Around the world in 22 carbon capture projects
The injection of carbon into the ground instead of releasing it into the atmosphere, carbon capture and storage (CCS), has been increasingly discussed by the IPCC as one way to mitigate climate change. This article highlights the CCS projects around the world that are already operational or under construction. Once up to speed these projects will capture 40 million tons of CO2, reducing emissions by .1% of global emissions each year. It was surprising to learn that 16/22 CCS projects actually pump the carbon underground to force more oil out of wells; the benefits of CCS used to perpetuate fossil fuel use is up to debate. Other information on CCS includes that North America is home to 16/22 projects; 3/22 are at power stations, 10 at natural gas processing facilities, and the rest are at industrial facilities manufacturing iron or processing tar sands. To keep up with rising emissions the scale of CCS needs to grow rapidly, but there are 34 other projects in planning stages. By Simon Evans and Rosamund Pearce, Carbon Brief.

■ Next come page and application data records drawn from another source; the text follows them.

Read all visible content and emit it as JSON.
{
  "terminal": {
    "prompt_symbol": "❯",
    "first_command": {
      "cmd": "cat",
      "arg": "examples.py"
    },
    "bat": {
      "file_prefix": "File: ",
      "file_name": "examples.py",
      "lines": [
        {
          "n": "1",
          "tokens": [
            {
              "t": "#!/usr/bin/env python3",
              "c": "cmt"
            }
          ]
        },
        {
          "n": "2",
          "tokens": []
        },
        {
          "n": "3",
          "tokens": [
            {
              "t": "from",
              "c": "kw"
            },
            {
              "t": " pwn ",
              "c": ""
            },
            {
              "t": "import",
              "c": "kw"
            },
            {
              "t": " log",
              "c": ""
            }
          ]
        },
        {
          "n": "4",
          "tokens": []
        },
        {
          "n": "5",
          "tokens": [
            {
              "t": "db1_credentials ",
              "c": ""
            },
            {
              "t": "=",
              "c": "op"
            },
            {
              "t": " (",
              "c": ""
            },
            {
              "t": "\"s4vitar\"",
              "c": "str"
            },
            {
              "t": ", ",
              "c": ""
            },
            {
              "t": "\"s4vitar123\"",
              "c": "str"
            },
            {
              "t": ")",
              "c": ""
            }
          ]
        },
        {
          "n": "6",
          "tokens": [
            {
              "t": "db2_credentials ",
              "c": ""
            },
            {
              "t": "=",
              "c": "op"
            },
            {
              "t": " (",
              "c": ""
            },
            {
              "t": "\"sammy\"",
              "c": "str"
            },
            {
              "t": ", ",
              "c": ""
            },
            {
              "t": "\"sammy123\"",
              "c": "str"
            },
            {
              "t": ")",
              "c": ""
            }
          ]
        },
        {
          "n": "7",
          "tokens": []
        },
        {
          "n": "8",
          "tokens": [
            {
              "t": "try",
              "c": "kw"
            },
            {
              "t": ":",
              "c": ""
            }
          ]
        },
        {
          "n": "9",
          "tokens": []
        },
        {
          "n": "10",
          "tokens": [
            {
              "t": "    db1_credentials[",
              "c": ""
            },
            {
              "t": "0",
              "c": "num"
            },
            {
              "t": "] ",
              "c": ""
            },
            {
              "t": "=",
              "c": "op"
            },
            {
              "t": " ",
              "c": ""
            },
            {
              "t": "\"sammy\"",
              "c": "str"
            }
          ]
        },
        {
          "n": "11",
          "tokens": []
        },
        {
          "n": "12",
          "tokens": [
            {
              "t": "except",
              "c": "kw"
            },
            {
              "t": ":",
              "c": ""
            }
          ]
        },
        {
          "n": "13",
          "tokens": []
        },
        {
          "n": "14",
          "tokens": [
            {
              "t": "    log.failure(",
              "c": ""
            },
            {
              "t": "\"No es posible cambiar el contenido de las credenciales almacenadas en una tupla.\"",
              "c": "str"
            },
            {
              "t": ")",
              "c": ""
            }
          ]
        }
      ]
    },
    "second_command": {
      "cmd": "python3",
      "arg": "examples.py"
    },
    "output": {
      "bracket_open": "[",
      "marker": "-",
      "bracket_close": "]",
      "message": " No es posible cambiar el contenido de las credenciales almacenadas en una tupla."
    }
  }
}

Podcast (6min): Carbon Taxes and Investment in Public Transport
Fuel or carbon tax can be used to reduce greenhouse gas emissions through people driving less because it is more expensive, but effectiveness depends on factors such as public transportation and density of a city. A fuel tax is twice as effective when accompanied with investment in public transportation. Researchers use a case study of Paris to show how the investment of public transportation 150 years ago makes a fuel/carbon tax more effective today. This illustrates the value of investing in public transportation today for developing countries (and even California with their high-speed rail). Without the public transportation in place in the face of fuel/carbon tax a city shrinks as people move closer to their jobs. The result is a more costly, difficult transition to adapt. Discussion of paper by Stephane Hallegatte, Paolo Avner and Jun Rentschler. On World Bank Blog.
Acid damage to coral reefs could cost $1 trillion
The economic impacts of ocean acidification were released Wednesday in a report by the United Nations Convention on Biological Diversity. Ocean acidification occurs when the oceans absorb carbon dioxide, thus increasing acidity, and devastating coral reefs and other marine life. The world’s oceans have seen a 26 percent increase in acidity in the past 250 years due to oceans absorbing about a quarter of our carbon dioxide emissions. According to this report, the damages of ocean acidification does not only have ramifications for the ecosystem and marine life, but even the economy. The report argues that the loss of tropical coral reefs to acidification could cost $1 trillion by 2100 in terms of lost shoreline protection and lost revenues for the tourism and food industries. Even cold, deep-water reefs, which are home to marine organisms that produce potent molecules that might inspire new anti-cancer therapies, will be affected. Published at NewScientist.